Thursday, 31 August 2017

Asterix the Gaul by René Goscinny and Albert Uderzo - volume 1

One of the best known of all the French bandes dessinées is the Asterix series which first began in 1959 and is still going to this day. In recent years the series appears to have had a small makeover with updated translations, new & more consistent colouring, modified covers and the original publication order being used for listings & numberings, with the result that the albums currently on sale (which will be looked at in this and subsequent posts) differ somewhat from the editions I remember from childhood. However, Asterix the Gaul was the introductory album even then and shows a strip that was in development even when it began to be serialised. Significantly there doesn't appear to have been any major latter day rewriting or redrawing of the album in order to make it more closely match the rest of the series.
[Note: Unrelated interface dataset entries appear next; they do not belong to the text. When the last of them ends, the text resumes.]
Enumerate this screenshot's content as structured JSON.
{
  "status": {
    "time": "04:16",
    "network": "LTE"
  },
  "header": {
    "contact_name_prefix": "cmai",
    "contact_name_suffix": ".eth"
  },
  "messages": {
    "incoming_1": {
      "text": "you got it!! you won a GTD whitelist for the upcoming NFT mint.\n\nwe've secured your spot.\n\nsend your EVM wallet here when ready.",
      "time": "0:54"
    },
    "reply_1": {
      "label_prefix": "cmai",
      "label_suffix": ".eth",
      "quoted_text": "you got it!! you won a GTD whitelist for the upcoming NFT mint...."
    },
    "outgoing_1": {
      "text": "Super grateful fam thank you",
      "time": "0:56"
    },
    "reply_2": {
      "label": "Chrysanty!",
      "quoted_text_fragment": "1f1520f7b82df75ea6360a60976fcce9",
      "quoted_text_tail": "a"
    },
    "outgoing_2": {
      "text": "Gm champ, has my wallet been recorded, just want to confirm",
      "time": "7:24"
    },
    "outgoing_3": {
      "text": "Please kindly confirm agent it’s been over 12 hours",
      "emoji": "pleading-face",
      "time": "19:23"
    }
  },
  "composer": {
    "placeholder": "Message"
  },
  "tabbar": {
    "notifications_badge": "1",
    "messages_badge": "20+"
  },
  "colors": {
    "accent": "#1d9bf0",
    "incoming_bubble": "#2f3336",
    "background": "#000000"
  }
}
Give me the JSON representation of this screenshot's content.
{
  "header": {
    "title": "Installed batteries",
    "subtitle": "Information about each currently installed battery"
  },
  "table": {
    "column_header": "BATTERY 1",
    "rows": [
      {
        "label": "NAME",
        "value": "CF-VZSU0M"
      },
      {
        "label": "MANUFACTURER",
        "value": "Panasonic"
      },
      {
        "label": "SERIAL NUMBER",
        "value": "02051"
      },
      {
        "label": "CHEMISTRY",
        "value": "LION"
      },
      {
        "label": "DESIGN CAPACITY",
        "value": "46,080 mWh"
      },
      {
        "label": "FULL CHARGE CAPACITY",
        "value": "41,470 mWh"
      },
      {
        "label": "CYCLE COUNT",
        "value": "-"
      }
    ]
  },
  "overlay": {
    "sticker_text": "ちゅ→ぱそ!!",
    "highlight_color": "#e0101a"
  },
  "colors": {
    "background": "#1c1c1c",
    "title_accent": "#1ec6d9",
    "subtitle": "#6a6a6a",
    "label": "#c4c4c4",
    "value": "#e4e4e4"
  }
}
Thursday, 24 August 2017

Combat Colin #1 by Lew Stringer

Lew Stringer has created many strips over the years for a huge variety of titles and publishers, but he's probably best known for his work for Marvel UK for various titles in the 1980s and early 1990s. Week in, week out he would produce a wonderful comedy strip appropriate to the themes of the comic in question. Many such as Robo-Capers, Captain Wally, Snail-Man or Macho Man are fondly remembered by readers to this day, but above all the top stand-out strip is Combat Colin. Created for Action Force weekly, the strip could have ended when that title died after just fifty issues but it instead made a transfer to Transformers (into which Action Force weekly was nominally merged) and lasted until the end of that title, even when the Action Force/G.I. Joe strip wasn't running in it. Recently Lew Stringer has produced the first of a series of collected editions of the strip, with issue #1 reproducing all of the strips from the Action Force days and today I'll be looking at that.
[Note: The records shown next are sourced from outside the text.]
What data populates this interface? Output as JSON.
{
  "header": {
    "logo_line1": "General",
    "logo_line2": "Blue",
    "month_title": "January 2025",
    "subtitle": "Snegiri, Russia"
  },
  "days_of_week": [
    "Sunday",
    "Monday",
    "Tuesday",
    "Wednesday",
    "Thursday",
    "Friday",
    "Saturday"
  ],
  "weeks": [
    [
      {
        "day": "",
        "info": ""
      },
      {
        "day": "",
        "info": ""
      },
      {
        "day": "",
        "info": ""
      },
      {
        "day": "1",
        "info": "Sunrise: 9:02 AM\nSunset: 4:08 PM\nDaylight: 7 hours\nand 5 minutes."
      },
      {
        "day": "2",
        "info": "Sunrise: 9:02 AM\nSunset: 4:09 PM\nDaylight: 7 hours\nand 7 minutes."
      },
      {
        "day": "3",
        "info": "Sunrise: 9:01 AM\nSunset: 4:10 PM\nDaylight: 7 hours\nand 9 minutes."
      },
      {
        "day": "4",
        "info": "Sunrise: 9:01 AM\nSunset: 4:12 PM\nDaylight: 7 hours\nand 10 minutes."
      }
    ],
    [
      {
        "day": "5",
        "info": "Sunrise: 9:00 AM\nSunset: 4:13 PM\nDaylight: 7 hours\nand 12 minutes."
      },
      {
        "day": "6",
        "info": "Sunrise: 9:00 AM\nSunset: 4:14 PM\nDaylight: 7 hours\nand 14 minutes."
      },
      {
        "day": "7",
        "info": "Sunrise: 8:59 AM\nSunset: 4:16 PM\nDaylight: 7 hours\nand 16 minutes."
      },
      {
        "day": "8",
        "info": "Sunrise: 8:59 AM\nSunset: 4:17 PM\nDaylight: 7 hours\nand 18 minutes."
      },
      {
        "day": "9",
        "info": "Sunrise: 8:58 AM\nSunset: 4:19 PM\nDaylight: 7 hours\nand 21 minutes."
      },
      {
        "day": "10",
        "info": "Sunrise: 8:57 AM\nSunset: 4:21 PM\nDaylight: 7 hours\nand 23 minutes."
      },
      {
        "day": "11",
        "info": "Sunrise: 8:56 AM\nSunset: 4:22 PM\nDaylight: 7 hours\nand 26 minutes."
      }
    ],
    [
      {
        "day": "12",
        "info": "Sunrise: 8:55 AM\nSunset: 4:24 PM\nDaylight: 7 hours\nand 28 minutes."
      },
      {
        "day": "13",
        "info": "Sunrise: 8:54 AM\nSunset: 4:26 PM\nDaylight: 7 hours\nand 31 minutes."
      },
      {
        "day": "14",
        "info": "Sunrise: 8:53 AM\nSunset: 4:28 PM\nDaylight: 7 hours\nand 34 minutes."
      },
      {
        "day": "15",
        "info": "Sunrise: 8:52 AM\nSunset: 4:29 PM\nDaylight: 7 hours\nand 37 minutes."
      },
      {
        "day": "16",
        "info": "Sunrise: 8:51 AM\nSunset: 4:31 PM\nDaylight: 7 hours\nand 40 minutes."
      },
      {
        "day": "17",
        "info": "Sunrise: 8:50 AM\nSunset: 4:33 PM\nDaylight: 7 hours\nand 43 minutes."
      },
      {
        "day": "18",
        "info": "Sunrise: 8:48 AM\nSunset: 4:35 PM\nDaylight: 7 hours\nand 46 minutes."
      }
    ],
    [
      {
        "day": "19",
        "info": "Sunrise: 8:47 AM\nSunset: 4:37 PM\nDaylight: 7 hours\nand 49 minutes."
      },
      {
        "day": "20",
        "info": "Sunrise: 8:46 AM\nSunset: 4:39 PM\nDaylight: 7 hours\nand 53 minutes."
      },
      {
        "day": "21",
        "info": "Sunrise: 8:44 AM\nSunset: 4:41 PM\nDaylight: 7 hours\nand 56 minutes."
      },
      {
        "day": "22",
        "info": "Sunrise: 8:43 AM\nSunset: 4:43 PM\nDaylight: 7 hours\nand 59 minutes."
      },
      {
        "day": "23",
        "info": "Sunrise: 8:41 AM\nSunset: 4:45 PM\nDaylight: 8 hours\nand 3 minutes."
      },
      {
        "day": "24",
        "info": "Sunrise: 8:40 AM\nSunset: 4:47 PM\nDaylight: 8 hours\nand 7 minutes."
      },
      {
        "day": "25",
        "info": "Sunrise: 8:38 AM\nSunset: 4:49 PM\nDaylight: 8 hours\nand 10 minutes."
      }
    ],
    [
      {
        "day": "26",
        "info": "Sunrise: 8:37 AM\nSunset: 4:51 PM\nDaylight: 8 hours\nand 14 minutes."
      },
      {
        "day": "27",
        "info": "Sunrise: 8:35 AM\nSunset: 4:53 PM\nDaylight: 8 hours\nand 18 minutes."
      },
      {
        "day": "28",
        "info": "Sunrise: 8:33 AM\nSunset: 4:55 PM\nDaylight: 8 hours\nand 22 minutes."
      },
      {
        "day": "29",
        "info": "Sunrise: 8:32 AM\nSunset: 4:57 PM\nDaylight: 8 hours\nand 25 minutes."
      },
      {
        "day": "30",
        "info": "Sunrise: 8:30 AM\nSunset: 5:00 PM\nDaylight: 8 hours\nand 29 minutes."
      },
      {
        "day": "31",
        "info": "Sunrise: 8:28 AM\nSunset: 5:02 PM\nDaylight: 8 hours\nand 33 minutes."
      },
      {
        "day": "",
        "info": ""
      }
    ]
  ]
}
Thursday, 17 August 2017

Tintin and Alph-Art - The Adventures of Tintin 24 by Hergé

Whenever a popular creator dies there's inevitable speculation about works that might have been, either stories that were planned but never made or unpublished material sitting in an archive somewhere. Perhaps the most frustrating is when there's an incomplete tale that has a start and a middle but no clear indication of how it was meant to end.

Hergé had stated that he wished The Adventures of Tintin to die with him and it's a request that his heirs have upheld, to the point that Tintin and Alph-Art was never officially completed by the Studios Hergé (although they did carry on with a few more volumes of Quick & Flupke before closing). Although there have been some fan produced completions, the official version remains the unfinished sketches which have been released in a couple of formats with the current version being a 62-page album that appears to only be available in hardback from Egmont. (The American publishers, Little Brown, have, however, published it in paperback.) The bulk of the album is taken up with forty plus pages of thumbnail sketches on which Hergé had drafted the first two-thirds of the story, with the text and some directions transcribed, plus some additional pages of notes at the end that show some of his ideas during the development of the story, some of which were abandoned on the way and others may also have fallen aside.
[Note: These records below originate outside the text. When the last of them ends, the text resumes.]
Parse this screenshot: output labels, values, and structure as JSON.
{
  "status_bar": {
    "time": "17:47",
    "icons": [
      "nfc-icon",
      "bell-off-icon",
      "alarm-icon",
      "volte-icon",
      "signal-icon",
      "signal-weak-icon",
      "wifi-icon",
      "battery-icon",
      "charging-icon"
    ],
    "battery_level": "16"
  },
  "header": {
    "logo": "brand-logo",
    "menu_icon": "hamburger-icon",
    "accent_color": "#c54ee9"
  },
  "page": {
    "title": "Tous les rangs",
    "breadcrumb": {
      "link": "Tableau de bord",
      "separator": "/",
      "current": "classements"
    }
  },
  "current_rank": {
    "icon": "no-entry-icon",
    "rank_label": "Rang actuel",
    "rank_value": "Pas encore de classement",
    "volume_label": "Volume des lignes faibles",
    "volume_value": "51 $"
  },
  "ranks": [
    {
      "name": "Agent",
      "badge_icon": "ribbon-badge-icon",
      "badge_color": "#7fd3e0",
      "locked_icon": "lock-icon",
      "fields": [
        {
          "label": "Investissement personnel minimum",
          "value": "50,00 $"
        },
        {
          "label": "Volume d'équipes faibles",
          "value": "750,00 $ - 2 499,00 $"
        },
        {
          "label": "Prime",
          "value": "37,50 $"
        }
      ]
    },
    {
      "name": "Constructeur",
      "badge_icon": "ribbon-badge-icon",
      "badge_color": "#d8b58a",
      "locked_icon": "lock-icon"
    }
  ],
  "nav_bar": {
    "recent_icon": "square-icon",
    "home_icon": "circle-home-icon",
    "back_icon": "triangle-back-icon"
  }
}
Thursday, 10 August 2017

Tintin and the Picaros - The Adventures of Tintin 23 by Hergé

As the final complete album in the Adventures, Tintin and the Picaros inevitably has a lot riding on it, more so when one considers that this was the only completed story produced by Hergé in the last fifteen years of this life. There are some signs that the series is aware that things are winding down and thus it tries to tidy up some matters. But at the same time this story also sees some changes to the regular characters, as though the intention was to take them into the last quarter of the twentieth century in a far more modernised pattern.